Universality of weak selection
Wu, B., et al., 2010. Universality of weak selection. Physical Review E , 82 , pp. 046106.Abstract

Weak selection, which means a phenotype is slightly advantageous over another, is an important limiting case in evolutionary biology. Recently, it has been introduced into evolutionary game theory. In evolutionary game dynamics, the probability to be imitated or to reproduce depends on the performance in a game. The influence of the game on the stochastic dynamics in finite populations is governed by the intensity of selection. In many models of both unstructured and structured populations, a key assumption allowing analytical calculations is weak selection, which means that all individuals perform approximately equally well. In the weak selection limit many different microscopic evolutionary models have the same or similar properties. How universal is weak selection for those microscopic evolutionary processes? We answer this question by investigating the fixation probability and the average fixation time not only up to linear but also up to higher orders in selection intensity. We find universal higher order expansions, which allow a rescaling of the selection intensity. With this, we can identify specific models which violate (linear) weak selection results, such as the one-third rule of coordination games in finite but large populations.

Deterministic evolutionary game dynamics in finite populations
Altrock, P.M. & Traulsen, A., 2009. Deterministic evolutionary game dynamics in finite populations. Physical Review E , 80 , pp. 011909.Abstract

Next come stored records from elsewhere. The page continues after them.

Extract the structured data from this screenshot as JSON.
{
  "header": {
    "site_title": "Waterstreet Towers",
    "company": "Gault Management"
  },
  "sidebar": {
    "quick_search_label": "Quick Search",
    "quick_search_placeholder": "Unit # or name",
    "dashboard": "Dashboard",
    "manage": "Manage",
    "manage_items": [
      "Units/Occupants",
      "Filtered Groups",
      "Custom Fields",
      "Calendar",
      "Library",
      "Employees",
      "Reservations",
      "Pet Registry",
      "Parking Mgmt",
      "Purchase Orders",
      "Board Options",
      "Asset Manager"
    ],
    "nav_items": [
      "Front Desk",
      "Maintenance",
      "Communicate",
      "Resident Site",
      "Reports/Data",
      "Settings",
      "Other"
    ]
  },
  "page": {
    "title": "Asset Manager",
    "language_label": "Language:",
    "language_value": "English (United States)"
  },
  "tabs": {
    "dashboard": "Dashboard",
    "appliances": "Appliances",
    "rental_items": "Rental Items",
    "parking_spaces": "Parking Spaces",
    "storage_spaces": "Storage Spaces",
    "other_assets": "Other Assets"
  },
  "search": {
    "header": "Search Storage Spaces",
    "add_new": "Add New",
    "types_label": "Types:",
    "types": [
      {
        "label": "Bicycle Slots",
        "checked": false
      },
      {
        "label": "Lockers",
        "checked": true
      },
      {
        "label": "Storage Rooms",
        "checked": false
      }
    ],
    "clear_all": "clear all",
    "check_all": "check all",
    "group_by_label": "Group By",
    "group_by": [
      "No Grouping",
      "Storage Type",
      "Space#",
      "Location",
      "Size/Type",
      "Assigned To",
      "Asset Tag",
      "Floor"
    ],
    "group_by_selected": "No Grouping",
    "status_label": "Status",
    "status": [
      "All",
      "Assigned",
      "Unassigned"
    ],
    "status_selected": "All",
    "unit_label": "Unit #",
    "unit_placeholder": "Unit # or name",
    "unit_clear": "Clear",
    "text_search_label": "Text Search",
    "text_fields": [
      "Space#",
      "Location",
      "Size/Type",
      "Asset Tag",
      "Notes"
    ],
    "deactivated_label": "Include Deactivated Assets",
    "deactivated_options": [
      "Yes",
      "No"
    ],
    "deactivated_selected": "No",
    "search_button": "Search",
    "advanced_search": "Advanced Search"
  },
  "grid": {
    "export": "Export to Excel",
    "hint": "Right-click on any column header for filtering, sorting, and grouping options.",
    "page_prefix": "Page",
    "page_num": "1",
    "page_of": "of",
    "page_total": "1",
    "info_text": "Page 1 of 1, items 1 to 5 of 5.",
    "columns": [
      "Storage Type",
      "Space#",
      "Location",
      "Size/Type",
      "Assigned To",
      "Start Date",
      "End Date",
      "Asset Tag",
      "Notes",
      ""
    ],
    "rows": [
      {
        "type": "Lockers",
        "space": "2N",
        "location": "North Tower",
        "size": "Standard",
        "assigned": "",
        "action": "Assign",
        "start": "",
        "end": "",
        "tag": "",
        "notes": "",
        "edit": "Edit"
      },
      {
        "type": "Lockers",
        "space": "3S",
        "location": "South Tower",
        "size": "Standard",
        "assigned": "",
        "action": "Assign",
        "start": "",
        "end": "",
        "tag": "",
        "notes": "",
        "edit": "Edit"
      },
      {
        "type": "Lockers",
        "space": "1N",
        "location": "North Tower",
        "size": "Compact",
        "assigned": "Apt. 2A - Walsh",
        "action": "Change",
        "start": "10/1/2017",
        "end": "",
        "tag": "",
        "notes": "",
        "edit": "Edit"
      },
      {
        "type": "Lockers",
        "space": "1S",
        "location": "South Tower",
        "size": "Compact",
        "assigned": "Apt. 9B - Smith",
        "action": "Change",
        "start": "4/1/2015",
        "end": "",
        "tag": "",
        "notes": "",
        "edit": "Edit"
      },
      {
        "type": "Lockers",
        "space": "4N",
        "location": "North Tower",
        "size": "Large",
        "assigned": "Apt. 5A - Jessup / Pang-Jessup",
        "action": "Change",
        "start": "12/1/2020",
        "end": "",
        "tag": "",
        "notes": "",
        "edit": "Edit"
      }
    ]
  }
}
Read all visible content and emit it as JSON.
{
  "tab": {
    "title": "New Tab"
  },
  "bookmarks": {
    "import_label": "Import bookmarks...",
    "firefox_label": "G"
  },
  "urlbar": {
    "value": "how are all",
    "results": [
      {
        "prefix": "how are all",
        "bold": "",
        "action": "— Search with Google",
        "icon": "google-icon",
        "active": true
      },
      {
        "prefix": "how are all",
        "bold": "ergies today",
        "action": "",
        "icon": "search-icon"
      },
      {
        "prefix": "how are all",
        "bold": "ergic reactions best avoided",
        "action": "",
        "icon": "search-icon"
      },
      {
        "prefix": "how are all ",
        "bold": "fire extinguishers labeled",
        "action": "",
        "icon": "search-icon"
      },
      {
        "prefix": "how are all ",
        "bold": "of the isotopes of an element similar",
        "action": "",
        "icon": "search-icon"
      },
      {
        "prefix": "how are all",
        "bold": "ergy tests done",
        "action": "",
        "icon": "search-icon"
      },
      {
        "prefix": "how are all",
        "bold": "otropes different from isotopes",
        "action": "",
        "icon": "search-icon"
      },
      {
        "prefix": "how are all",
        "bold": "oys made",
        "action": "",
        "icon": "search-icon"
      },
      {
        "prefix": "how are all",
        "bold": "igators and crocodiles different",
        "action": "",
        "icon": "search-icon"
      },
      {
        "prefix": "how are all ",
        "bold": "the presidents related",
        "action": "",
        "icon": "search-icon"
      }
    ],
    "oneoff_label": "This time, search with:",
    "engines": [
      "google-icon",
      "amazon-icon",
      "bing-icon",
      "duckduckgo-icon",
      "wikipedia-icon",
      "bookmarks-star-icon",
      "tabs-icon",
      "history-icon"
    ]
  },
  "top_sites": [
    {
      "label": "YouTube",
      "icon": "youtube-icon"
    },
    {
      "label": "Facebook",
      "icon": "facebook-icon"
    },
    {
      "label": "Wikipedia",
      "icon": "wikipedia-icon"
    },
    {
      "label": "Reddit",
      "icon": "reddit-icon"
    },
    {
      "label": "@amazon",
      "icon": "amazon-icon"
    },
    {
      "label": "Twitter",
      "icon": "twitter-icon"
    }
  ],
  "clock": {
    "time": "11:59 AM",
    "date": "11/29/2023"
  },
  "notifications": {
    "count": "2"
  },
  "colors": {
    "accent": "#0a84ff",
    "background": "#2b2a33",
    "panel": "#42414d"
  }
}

Evolutionary game dynamics describes the spreading of successful strategies in a population of reproducing individuals. Typically, the microscopic definition of strategy spreading is stochastic such that the dynamics becomes deterministic only in infinitely large populations. Here, we present a microscopic birth-death process that has a fully deterministic strong selection limit in well-mixed populations of any size. Additionally, under weak selection, from this process the frequency-dependent Moran process is recovered. This makes it a natural extension of the usual evolutionary dynamics under weak selection. We find simple expressions for the fixation probabilities and average fixation times of the process in evolutionary games with two players and two strategies. For cyclic games with two players and three strategies, we show that the resulting deterministic dynamics crucially depends on the initial condition in a nontrivial way.